Principal supervisor Nicole McDonald said there was growing interest in the utility of psychological safety in modern workplaces.

And, the belief that individuals could engage in interpersonal risk-taking at work without negative consequences such as ridicule or rejection

“This factor is associated with improved team learning and performance and wellbeing in the workplace,” she said.

Dr McDonald said much of the workforce development happened “on the job“ and when formal training occurred but this didn’t always translate to improved job performance on the farm.

“It is therefore vital that we explore ways to unlock the workforce potential to develop their skills as cotton industry businesses adapt and change into the future,” she said.

“Investigating psychological safety in the farm work context may be one way to do that.

“With this in mind, we were on the hunt for a candidate for whom this topic was of interest, who would be able to come in and take ownership of exploring this within the cotton industry.

“When Chantal applied for the PhD position, it was clear we’d found someone who had already been looking into workplace culture, wellbeing and positive psychology concepts within agricultural communities and was looking to answer her own questions on the topic too.”

The Australian cotton industry employs more than 12,000 people across 1500 farms – each property directly creating jobs for an average of nine people.

Ms Corish said despite a significant contribution to employment in Australia, the cotton industry had conducted limited research into best practice workplace culture and employee wellbeing – factors that significantly impact productivity and production in other researched industries.

“My research proposal seeks to better understand the factors that lead to a psychologically safe workplace,” she said

“And, how psychological safety, which is a factor significantly associated with workplace wellbeing, team learning and performance, can be utilised within cotton farm work environments to enhance the employment experience for cotton farm employees.

“Attraction and retention of staff is a major issue for agriculture generally and is very much an issue for cotton growers.

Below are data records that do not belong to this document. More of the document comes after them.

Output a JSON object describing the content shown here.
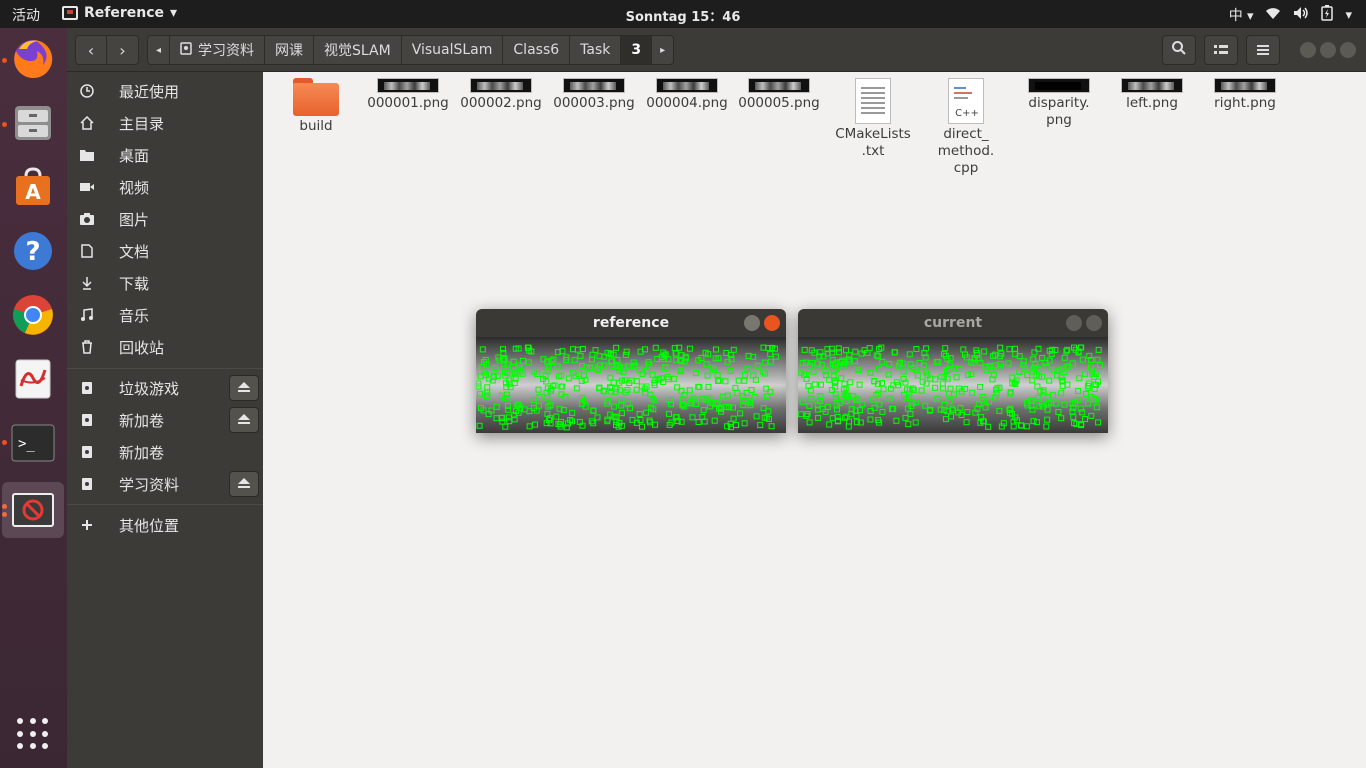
{
  "topbar": {
    "activities": "活动",
    "app_name": "Reference",
    "app_menu_arrow": "▾",
    "clock": "Sonntag 15：46",
    "ime": "中",
    "ime_arrow": "▾",
    "tray_arrow": "▾"
  },
  "dock": {
    "items": [
      "firefox-icon",
      "file-cabinet-icon",
      "software-store-icon",
      "help-icon",
      "chrome-icon",
      "document-viewer-icon",
      "terminal-icon",
      "blocked-window-icon"
    ]
  },
  "header": {
    "back": "‹",
    "forward": "›",
    "crumb_left_arrow": "◂",
    "crumbs": [
      "学习资料",
      "网课",
      "视觉SLAM",
      "VisualSLam",
      "Class6",
      "Task",
      "3"
    ],
    "crumb_right_arrow": "▸"
  },
  "sidebar": {
    "items": [
      "最近使用",
      "主目录",
      "桌面",
      "视频",
      "图片",
      "文档",
      "下载",
      "音乐",
      "回收站"
    ],
    "devices": [
      "垃圾游戏",
      "新加卷",
      "新加卷",
      "学习资料"
    ],
    "other": "其他位置"
  },
  "files": [
    {
      "name": "build",
      "type": "folder"
    },
    {
      "name": "000001.png",
      "type": "image"
    },
    {
      "name": "000002.png",
      "type": "image"
    },
    {
      "name": "000003.png",
      "type": "image"
    },
    {
      "name": "000004.png",
      "type": "image"
    },
    {
      "name": "000005.png",
      "type": "image"
    },
    {
      "name": "CMakeLists\n.txt",
      "type": "text"
    },
    {
      "name": "direct_\nmethod.\ncpp",
      "type": "cpp"
    },
    {
      "name": "disparity.\npng",
      "type": "image-dark"
    },
    {
      "name": "left.png",
      "type": "image"
    },
    {
      "name": "right.png",
      "type": "image"
    }
  ],
  "cv_windows": [
    {
      "title": "reference",
      "active": true
    },
    {
      "title": "current",
      "active": false
    }
  ],
  "colors": {
    "accent": "#e95420",
    "feature": "#00ff00",
    "close_active": "#e9541f"
  }
}
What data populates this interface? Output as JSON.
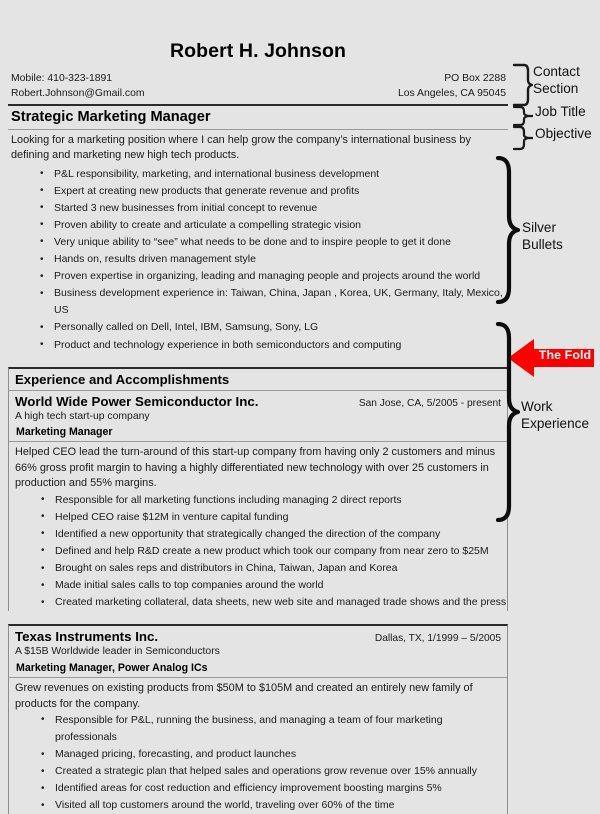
{
  "document": {
    "type": "resume",
    "background_color": "#e4e4e4",
    "rule_color": "#2b2b2b",
    "accent_color": "#ff0000"
  },
  "header": {
    "name": "Robert H. Johnson",
    "contact_left": [
      "Mobile:  410-323-1891",
      "Robert.Johnson@Gmail.com"
    ],
    "contact_right": [
      "PO Box 2288",
      "Los Angeles, CA  95045"
    ]
  },
  "job_title": "Strategic Marketing Manager",
  "objective": "Looking for a marketing position where I can help grow the company’s international business by defining and marketing new high tech products.",
  "silver_bullets": [
    "P&L responsibility, marketing, and international business development",
    "Expert at creating new products that generate revenue and profits",
    "Started 3 new businesses from initial concept to revenue",
    "Proven ability  to create and articulate a compelling strategic vision",
    "Very unique ability to “see” what needs to be done and to inspire people to get it done",
    "Hands on, results driven management style",
    "Proven expertise in organizing, leading and managing people and projects around the world",
    "Business development experience in:  Taiwan, China, Japan , Korea, UK, Germany, Italy, Mexico, US",
    "Personally called on Dell, Intel, IBM, Samsung, Sony, LG",
    "Product and technology experience in both semiconductors and computing"
  ],
  "experience": {
    "heading": "Experience and Accomplishments",
    "jobs": [
      {
        "company": "World Wide Power Semiconductor Inc.",
        "place_date": "San Jose, CA,  5/2005 - present",
        "company_desc": "A high tech start-up company",
        "role": "Marketing Manager",
        "summary": "Helped CEO lead the turn-around of this start-up company from having only 2 customers and minus 66% gross profit margin to having a highly differentiated new technology with over 25 customers in production and 55% margins.",
        "bullets": [
          "Responsible for all marketing functions including managing 2 direct reports",
          "Helped CEO raise $12M in venture capital funding",
          "Identified a new opportunity that strategically changed the direction of the company",
          "Defined and help R&D create a new product which took our company from near zero to $25M",
          "Brought on sales reps and distributors in China, Taiwan, Japan and Korea",
          "Made initial sales calls to top companies around the world",
          "Created marketing collateral, data sheets, new web site and managed trade shows and the press"
        ]
      },
      {
        "company": "Texas Instruments Inc.",
        "place_date": "Dallas, TX,  1/1999 – 5/2005",
        "company_desc": "A $15B Worldwide leader in Semiconductors",
        "role": "Marketing Manager, Power Analog ICs",
        "summary": "Grew revenues on existing products from $50M to $105M and created an entirely new family of products for the company.",
        "bullets": [
          "Responsible for P&L, running the business, and managing a team of four marketing professionals",
          "Managed pricing, forecasting, and product launches",
          "Created a strategic plan that helped sales and operations grow revenue over 15% annually",
          "Identified areas for cost reduction and efficiency improvement boosting margins 5%",
          "Visited all top customers around the world, traveling over 60% of the time"
        ]
      }
    ]
  },
  "annotations": {
    "contact_section": "Contact\nSection",
    "job_title": "Job Title",
    "objective": "Objective",
    "silver_bullets": "Silver Bullets",
    "work_experience": "Work\nExperience",
    "fold": "The Fold"
  }
}
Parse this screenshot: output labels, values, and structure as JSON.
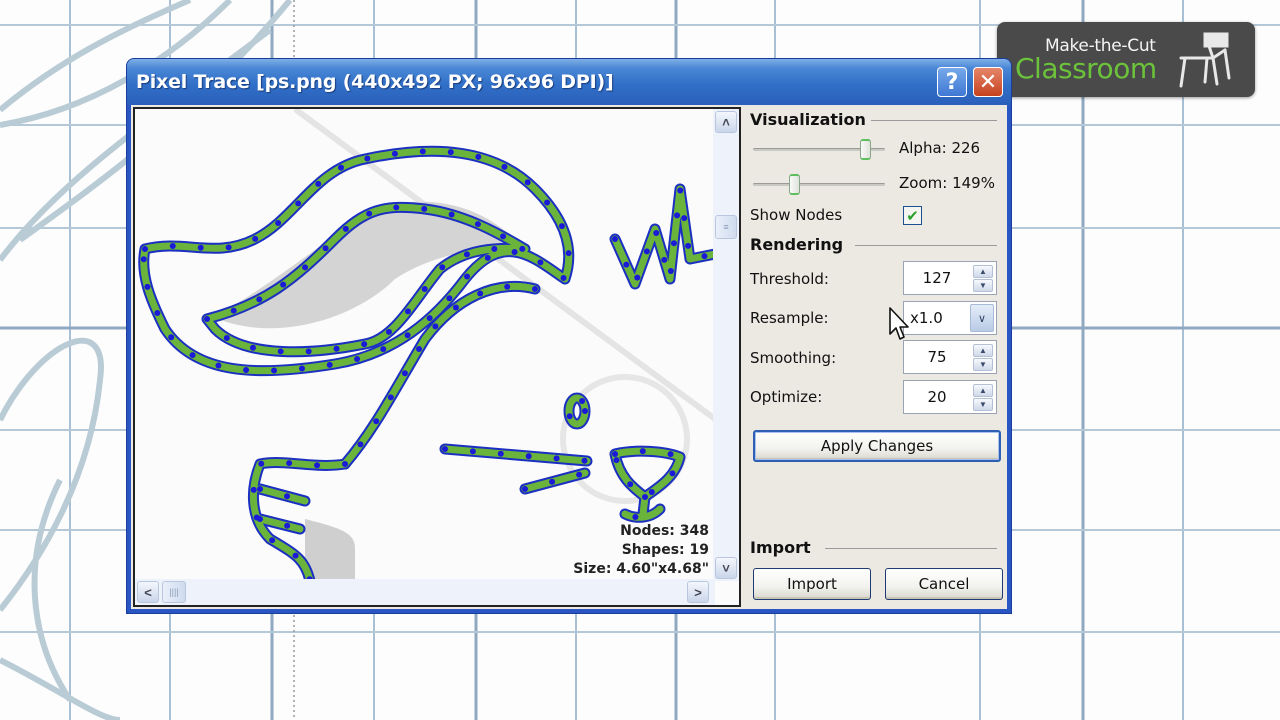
{
  "logo": {
    "line1": "Make-the-Cut",
    "line2": "Classroom",
    "icon": "school-desk-icon",
    "colors": {
      "background": "#4a4a4a",
      "accent": "#6cc23a"
    }
  },
  "dialog": {
    "title": "Pixel Trace [ps.png (440x492 PX; 96x96 DPI)]",
    "help_icon": "?",
    "close_icon": "✕",
    "preview": {
      "stats": {
        "nodes": "Nodes: 348",
        "shapes": "Shapes: 19",
        "size": "Size: 4.60\"x4.68\""
      },
      "scroll_up": "˄",
      "scroll_down": "˅",
      "scroll_left": "<",
      "scroll_right": ">",
      "thumb_grip": "||||"
    },
    "visualization": {
      "heading": "Visualization",
      "alpha_label": "Alpha: 226",
      "alpha_value": 226,
      "alpha_max": 255,
      "zoom_label": "Zoom: 149%",
      "zoom_fraction": 0.3,
      "show_nodes_label": "Show Nodes",
      "show_nodes_checked": true,
      "check_glyph": "✔"
    },
    "rendering": {
      "heading": "Rendering",
      "threshold_label": "Threshold:",
      "threshold_value": "127",
      "resample_label": "Resample:",
      "resample_value": "x1.0",
      "smoothing_label": "Smoothing:",
      "smoothing_value": "75",
      "optimize_label": "Optimize:",
      "optimize_value": "20",
      "spin_up": "▲",
      "spin_down": "▼",
      "combo_arrow": "∨",
      "apply_label": "Apply Changes"
    },
    "import": {
      "heading": "Import",
      "import_label": "Import",
      "cancel_label": "Cancel"
    }
  },
  "colors": {
    "trace_fill": "#6ab43c",
    "trace_outline": "#1b2fc2",
    "node": "#1a1ad8",
    "title_bar": "#3170c8"
  }
}
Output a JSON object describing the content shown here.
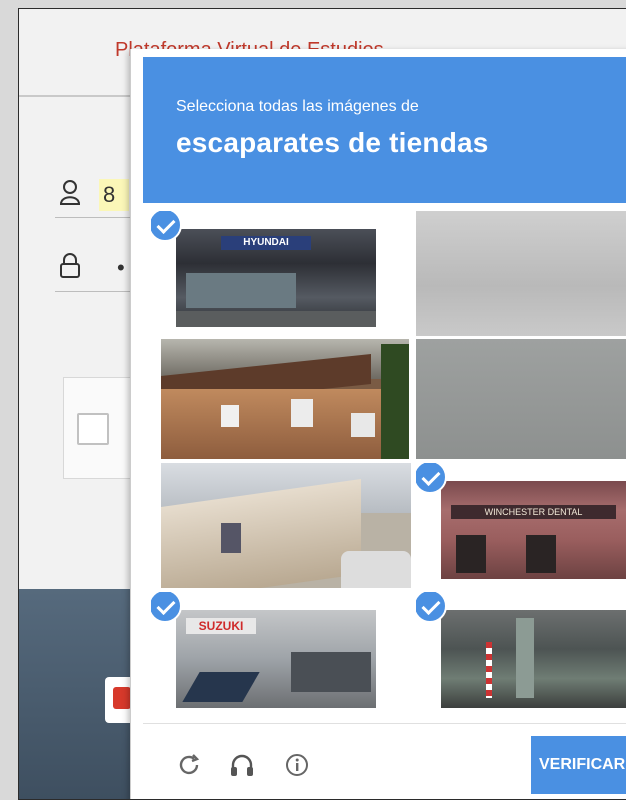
{
  "background_page": {
    "title": "Plataforma Virtual de Estudios",
    "username_value": "8",
    "password_value": "•"
  },
  "captcha": {
    "instruction_prefix": "Selecciona todas las imágenes de",
    "instruction_target": "escaparates de tiendas",
    "tiles": [
      {
        "scene": "Hyundai dealership storefront",
        "selected": true
      },
      {
        "scene": "Gray overcast sky",
        "selected": false
      },
      {
        "scene": "Brown brick residential building",
        "selected": false
      },
      {
        "scene": "Gray sky",
        "selected": false
      },
      {
        "scene": "White stucco building with cars",
        "selected": false
      },
      {
        "scene": "Winchester Dental storefront",
        "selected": true
      },
      {
        "scene": "Suzuki dealership storefront",
        "selected": true
      },
      {
        "scene": "Street storefront with barber pole",
        "selected": true
      }
    ],
    "storefront_signs": {
      "hyundai": "HYUNDAI",
      "winchester": "WINCHESTER DENTAL",
      "suzuki": "SUZUKI"
    },
    "footer": {
      "reload_icon": "reload-icon",
      "audio_icon": "headphones-icon",
      "info_icon": "info-icon",
      "verify_label": "VERIFICAR"
    }
  },
  "colors": {
    "accent": "#4a90e2",
    "background_title": "#c0392b"
  }
}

“I am motivated to find solutions for the industry through this PhD.”

The research, which will take three years to complete, is funded by the CRDC and CQUniversity’s Elevate Scholarship.